By Mary O’KEEFE
On Friday, the parking lot at Montrose Travel was a picture perfect winter wonderland with snow, sleds and lots of kids wearing hats and mittens.
The unusual winter weather was courtesy of Montrose Travel and its seventh annual Snowpalooza.
Seven years ago Joe McClure, Montrose Travel president, had the idea for a fun, team-building activity for those who worked at the travel company and their families.
“The most fun part of this is to see the kids,” McClure said.
Every year, McClure said, he gets to see kids who have never touched snow get to experience sledding down a bunny slope.

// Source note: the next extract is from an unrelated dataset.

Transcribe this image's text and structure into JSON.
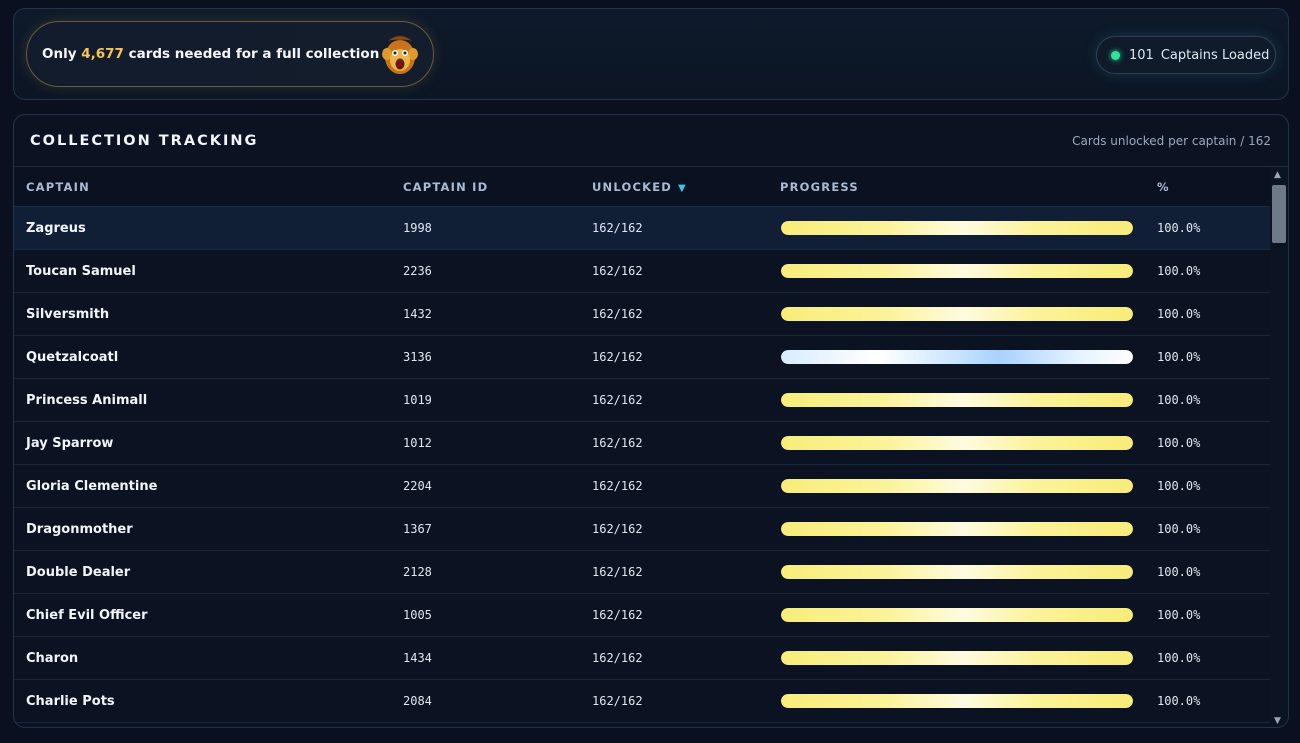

“You see the kids light up [with excitement] and then the parents light up and take a sled and go down the hill,” he added. “Everyone has fun.”
The company orders 50 tons of snow, brought in by Entertainment Contractor, to create a bunny slope perfect for sledding. In addition there is a barbecue and, of course, bonfires for roasting the gooiest marshmallows.
“It’s all about family bonding and team-building,” he said. “No one works for Montrose Travel, they work with us.”
The company sponsors many events that create a team-building atmosphere and recognizes employees.
“You spend a lot of time at work,” McClure said. “At the end of the day if you have happy people and [like the] people you work with then they are going to make your customers happy. If your customers are happy then you are going to grow your business.”
This philosophy seems to be working quite well for Montrose Travel.
“When we started this [company] in 1990 we were a $4 million business,” McClure said. “We are going to hit $270 million this year.”
Montrose Travel is one of the largest travel management companies in the United States.
“And we are housed in the little town of Montrose,” he added. “We love the community of Montrose. [Montrose] has been wonderful to us. It is one of the last little Mayberrys left in all of Los Angeles.”
As Friday night came to an end, McClure walked around talking to employees and their kids. He laughed every time someone went sledding down the snowy slope. Then a snowball came out of nowhere and hit him. He turned just as a small boy giggled and ran away. McClure grabbed a handful of snow and smiled at the little boy, who was still giggling. From that point it was difficult to tell who was having more fun … McClure or the kids.